AIM OF THE EXERCISE: What lines in the records below contain the string "colors"? Copy every one.

Dataset rows describing interfaces
--------

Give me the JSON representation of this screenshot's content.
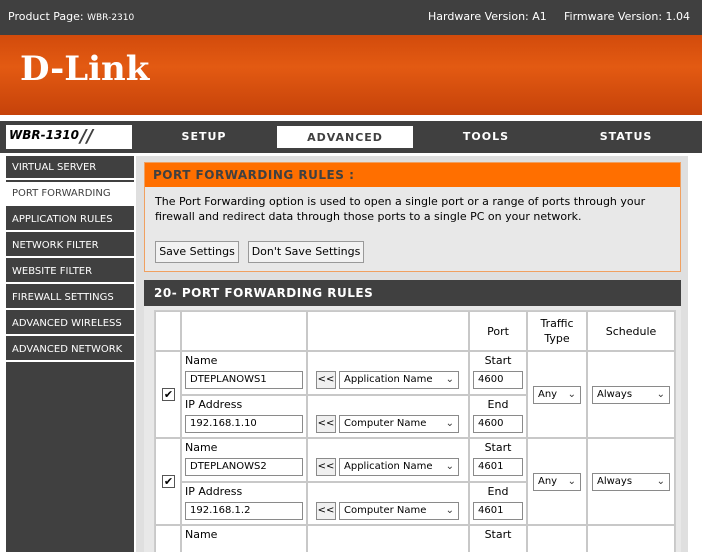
{
  "topbar": {
    "product_prefix": "Product Page: ",
    "product_model": "WBR-2310",
    "hardware": "Hardware Version: A1",
    "firmware": "Firmware Version: 1.04"
  },
  "brand": {
    "logo": "D-Link"
  },
  "nav": {
    "model": "WBR-1310",
    "tabs": [
      {
        "label": "SETUP"
      },
      {
        "label": "ADVANCED"
      },
      {
        "label": "TOOLS"
      },
      {
        "label": "STATUS"
      }
    ]
  },
  "sidebar": {
    "items": [
      {
        "label": "VIRTUAL SERVER"
      },
      {
        "label": "PORT FORWARDING"
      },
      {
        "label": "APPLICATION RULES"
      },
      {
        "label": "NETWORK FILTER"
      },
      {
        "label": "WEBSITE FILTER"
      },
      {
        "label": "FIREWALL SETTINGS"
      },
      {
        "label": "ADVANCED WIRELESS"
      },
      {
        "label": "ADVANCED NETWORK"
      }
    ]
  },
  "intro": {
    "title": "PORT FORWARDING RULES :",
    "line1": "The Port Forwarding option is used to open a single port or a range of ports through your",
    "line2": "firewall and redirect data through those ports to a single PC on your network.",
    "save_label": "Save Settings",
    "dont_save_label": "Don't Save Settings"
  },
  "rules": {
    "title": "20- PORT FORWARDING RULES",
    "headers": {
      "port": "Port",
      "traffic1": "Traffic",
      "traffic2": "Type",
      "schedule": "Schedule"
    },
    "labels": {
      "name": "Name",
      "ip": "IP Address",
      "start": "Start",
      "end": "End",
      "shift": "<<"
    },
    "rows": [
      {
        "checked": "✔",
        "name": "DTEPLANOWS1",
        "app_select": "Application Name",
        "ip": "192.168.1.10",
        "computer_select": "Computer Name",
        "start": "4600",
        "end": "4600",
        "traffic": "Any",
        "schedule": "Always"
      },
      {
        "checked": "✔",
        "name": "DTEPLANOWS2",
        "app_select": "Application Name",
        "ip": "192.168.1.2",
        "computer_select": "Computer Name",
        "start": "4601",
        "end": "4601",
        "traffic": "Any",
        "schedule": "Always"
      },
      {
        "name_label": "Name",
        "start_label": "Start"
      }
    ]
  },
  "icons": {
    "dropdown": "chevron-down-icon",
    "checkmark": "check-icon"
  },
  "colors": {
    "orange": "#ff6f00",
    "banner": "#e35a12",
    "dark": "#404040"
  }
}
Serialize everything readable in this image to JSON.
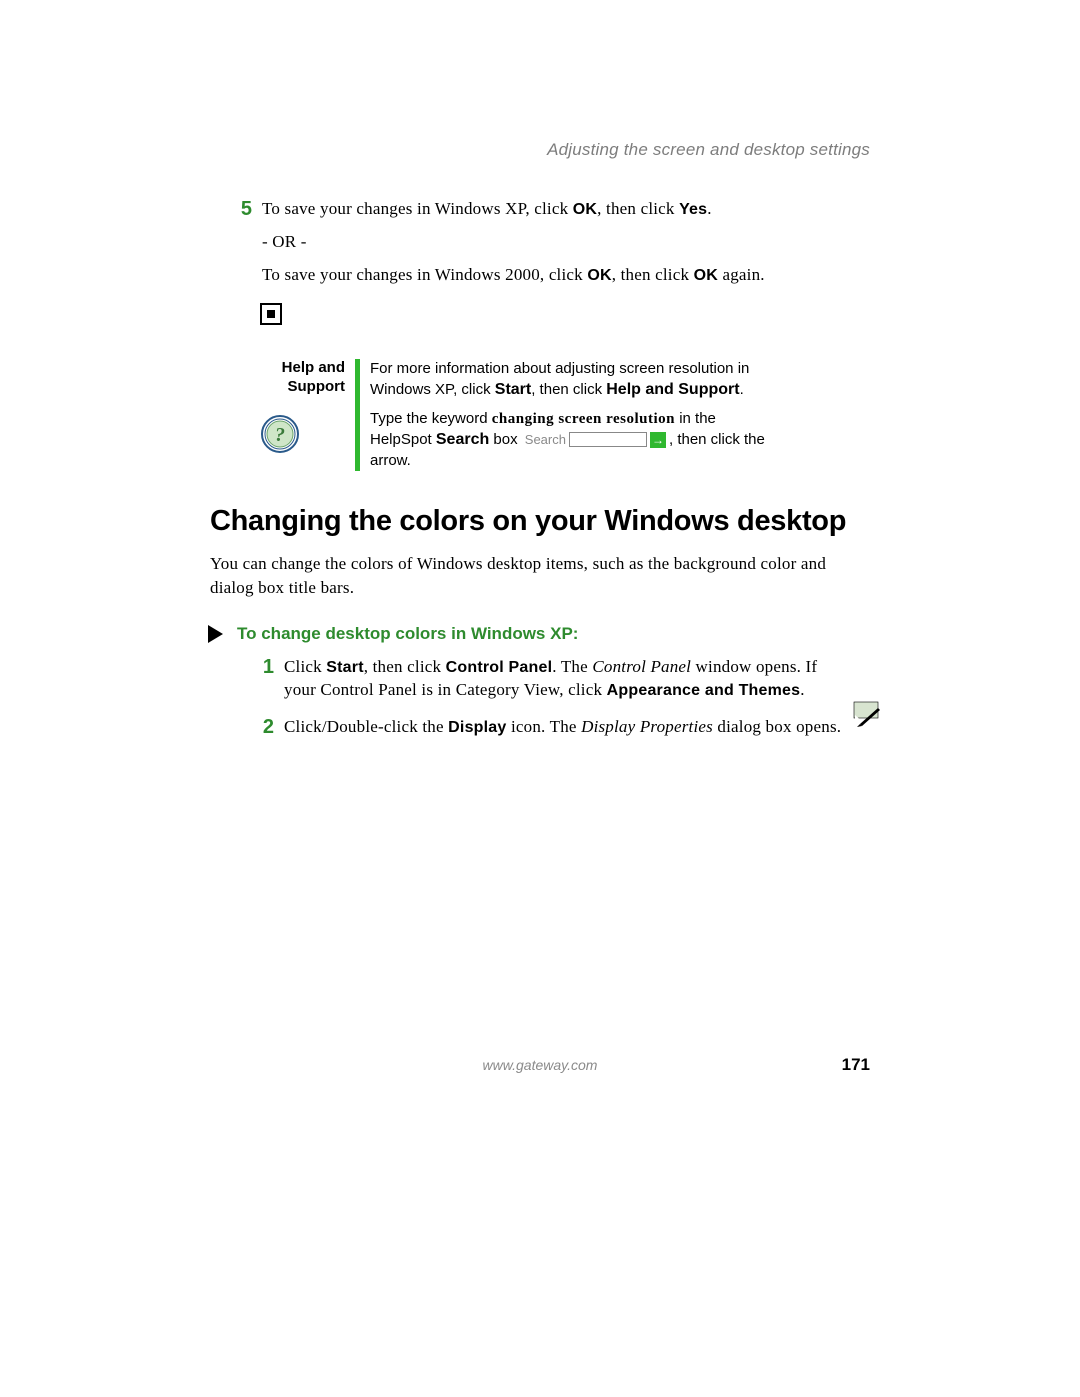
{
  "header": {
    "section_title": "Adjusting the screen and desktop settings"
  },
  "step5": {
    "num": "5",
    "xp_prefix": "To save your changes in Windows XP, click ",
    "ok": "OK",
    "then_click": ", then click ",
    "yes": "Yes",
    "period": ".",
    "or": "- OR -",
    "w2k_prefix": "To save your changes in Windows 2000, click ",
    "again": " again."
  },
  "help": {
    "label_line1": "Help and",
    "label_line2": "Support",
    "line1a": "For more information about adjusting screen resolution in Windows XP, click ",
    "start": "Start",
    "line1b": ", then click ",
    "hs": "Help and Support",
    "line1c": ".",
    "line2a": "Type the keyword ",
    "keyword": "changing screen resolution",
    "line2b": " in the HelpSpot ",
    "search_bold": "Search",
    "line2c": " box ",
    "search_label": "Search",
    "line2d": ", then click the arrow."
  },
  "section": {
    "heading": "Changing the colors on your Windows desktop",
    "intro": "You can change the colors of Windows desktop items, such as the background color and dialog box title bars."
  },
  "proc": {
    "title": "To change desktop colors in Windows XP:",
    "s1": {
      "num": "1",
      "a": "Click ",
      "start": "Start",
      "b": ", then click ",
      "cp": "Control Panel",
      "c": ". The ",
      "cpi": "Control Panel",
      "d": " window opens. If your Control Panel is in Category View, click ",
      "at": "Appearance and Themes",
      "e": "."
    },
    "s2": {
      "num": "2",
      "a": "Click/Double-click the ",
      "display": "Display",
      "b": " icon. The ",
      "dp": "Display Properties",
      "c": " dialog box opens."
    }
  },
  "footer": {
    "url": "www.gateway.com",
    "page": "171"
  }
}
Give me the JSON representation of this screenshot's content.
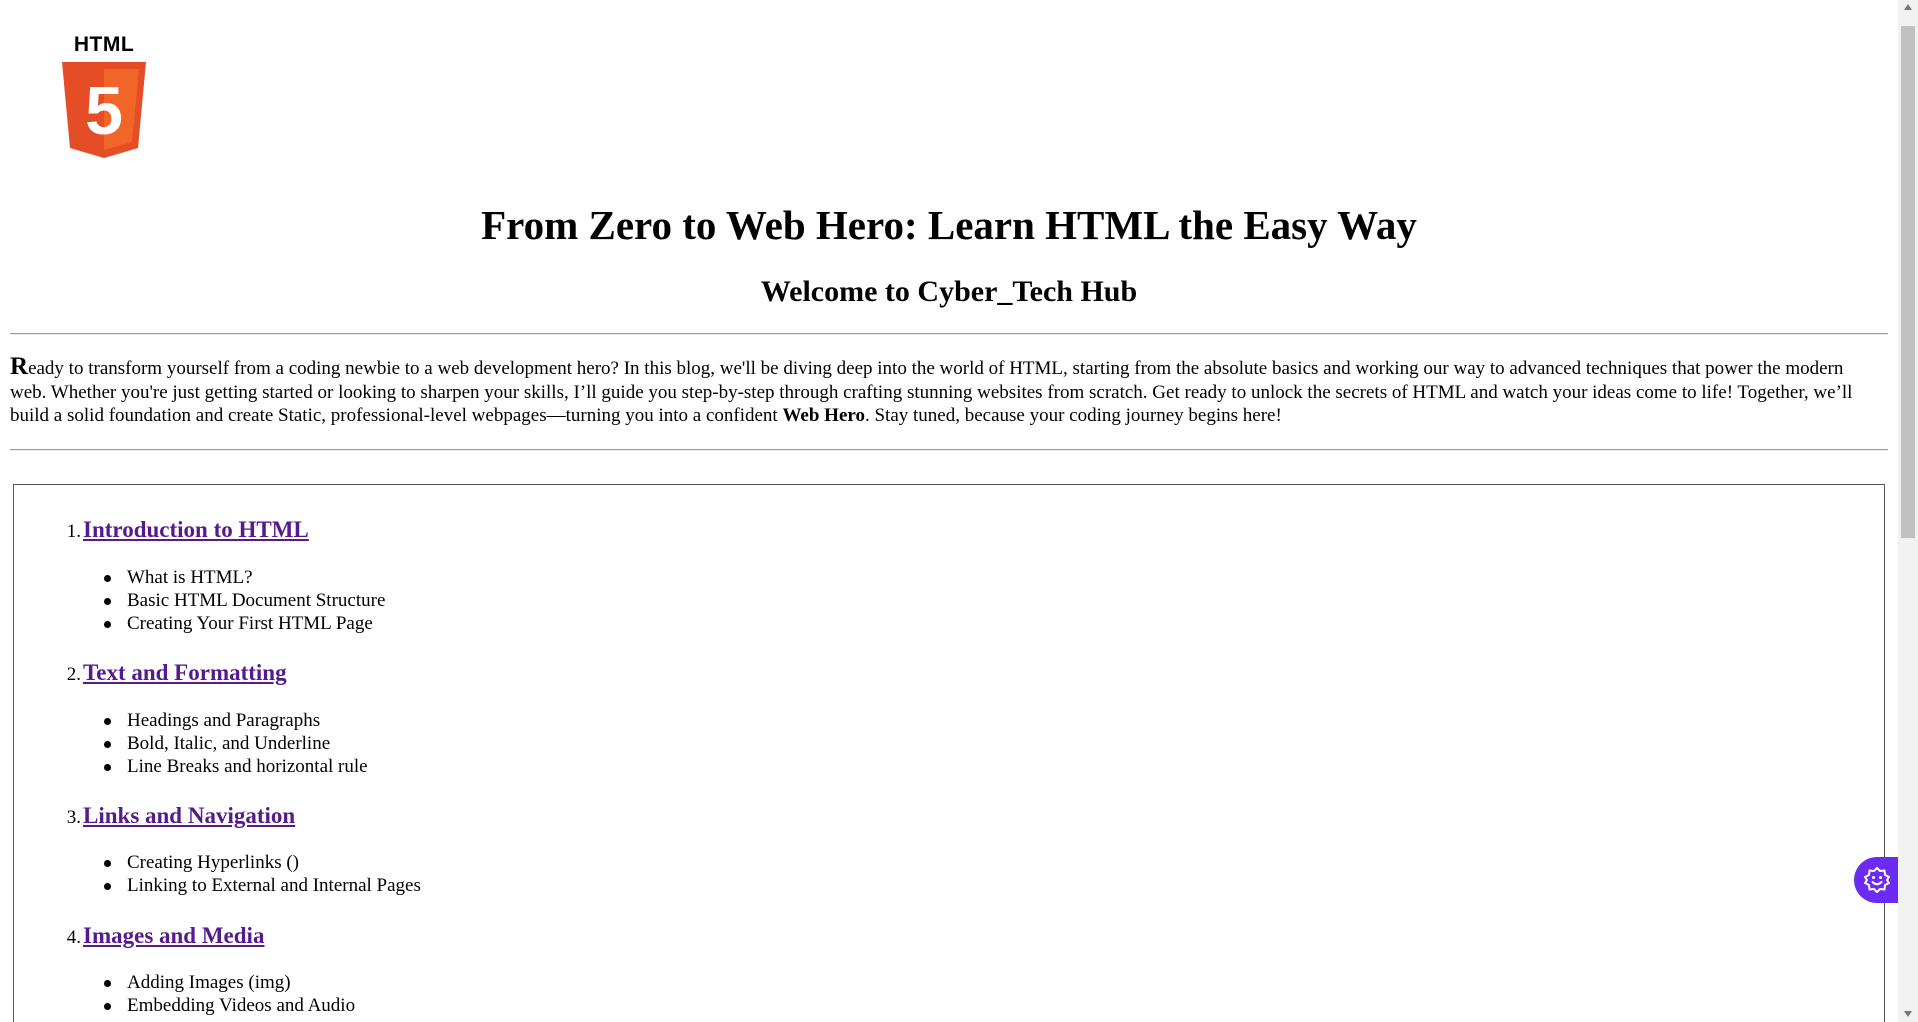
{
  "logo": {
    "word": "HTML",
    "glyph": "5",
    "colors": {
      "shield": "#e44d26",
      "shield_light": "#f16529",
      "glyph": "#ffffff"
    }
  },
  "header": {
    "title": "From Zero to Web Hero: Learn HTML the Easy Way",
    "subtitle": "Welcome to Cyber_Tech Hub"
  },
  "intro": {
    "dropcap": "R",
    "text_before": "eady to transform yourself from a coding newbie to a web development hero? In this blog, we'll be diving deep into the world of HTML, starting from the absolute basics and working our way to advanced techniques that power the modern web. Whether you're just getting started or looking to sharpen your skills, I’ll guide you step-by-step through crafting stunning websites from scratch. Get ready to unlock the secrets of HTML and watch your ideas come to life! Together, we’ll build a solid foundation and create Static, professional-level webpages—turning you into a confident ",
    "bold": "Web Hero",
    "text_after": ". Stay tuned, because your coding journey begins here!"
  },
  "toc": {
    "link_color": "#551a8b",
    "sections": [
      {
        "number": "1.",
        "title": "Introduction to HTML",
        "items": [
          "What is HTML?",
          "Basic HTML Document Structure",
          "Creating Your First HTML Page"
        ]
      },
      {
        "number": "2.",
        "title": "Text and Formatting",
        "items": [
          "Headings and Paragraphs",
          "Bold, Italic, and Underline",
          "Line Breaks and horizontal rule"
        ]
      },
      {
        "number": "3.",
        "title": "Links and Navigation",
        "items": [
          "Creating Hyperlinks ()",
          "Linking to External and Internal Pages"
        ]
      },
      {
        "number": "4.",
        "title": "Images and Media",
        "items": [
          "Adding Images (img)",
          "Embedding Videos and Audio"
        ]
      }
    ]
  },
  "widget": {
    "icon": "smiley-gear-icon",
    "color": "#6c2bf2"
  }
}
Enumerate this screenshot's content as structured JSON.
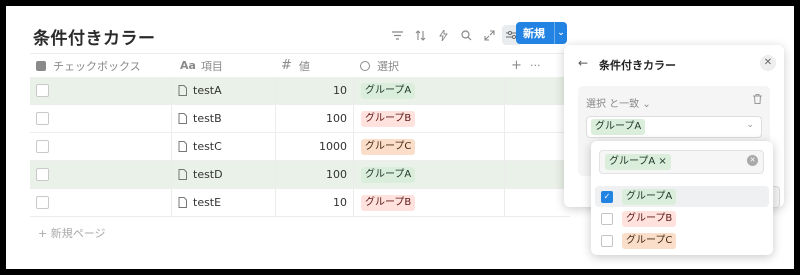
{
  "title": "条件付きカラー",
  "toolbar": {
    "icons": [
      "filter-icon",
      "sort-icon",
      "lightning-icon",
      "search-icon",
      "expand-icon",
      "settings-icon"
    ],
    "new_label": "新規"
  },
  "columns": {
    "checkbox": "チェックボックス",
    "item_icon": "Aa",
    "item": "項目",
    "value_icon": "#",
    "value": "値",
    "select": "選択",
    "add": "+",
    "more": "···"
  },
  "rows": [
    {
      "name": "testA",
      "value": "10",
      "tag": "グループA",
      "tag_class": "a",
      "highlight": true
    },
    {
      "name": "testB",
      "value": "100",
      "tag": "グループB",
      "tag_class": "b",
      "highlight": false
    },
    {
      "name": "testC",
      "value": "1000",
      "tag": "グループC",
      "tag_class": "c",
      "highlight": false
    },
    {
      "name": "testD",
      "value": "100",
      "tag": "グループA",
      "tag_class": "a",
      "highlight": true
    },
    {
      "name": "testE",
      "value": "10",
      "tag": "グループB",
      "tag_class": "b",
      "highlight": false
    }
  ],
  "new_page": "+ 新規ページ",
  "panel": {
    "title": "条件付きカラー",
    "rule_label": "選択 と一致 ⌄",
    "selected_value": "グループA"
  },
  "dropdown": {
    "search_tag": "グループA ×",
    "options": [
      {
        "label": "グループA",
        "checked": true,
        "tag_class": "a"
      },
      {
        "label": "グループB",
        "checked": false,
        "tag_class": "b"
      },
      {
        "label": "グループC",
        "checked": false,
        "tag_class": "c"
      }
    ]
  },
  "colors": {
    "accent": "#2383e2",
    "highlight_row": "#eaf1e8",
    "tag_a": "#dbeddb",
    "tag_b": "#ffe2dd",
    "tag_c": "#fadec9"
  }
}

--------

RESULT OF THE EXERCISE:
  "colors": {
    "heading": "Changing the colors on your Windows desktop",
    "intro": "You can change the colors of Windows desktop items, such as the background color and dialog box title bars."
    "title": "To change desktop colors in Windows XP:",
    "colors": {
  "colors": {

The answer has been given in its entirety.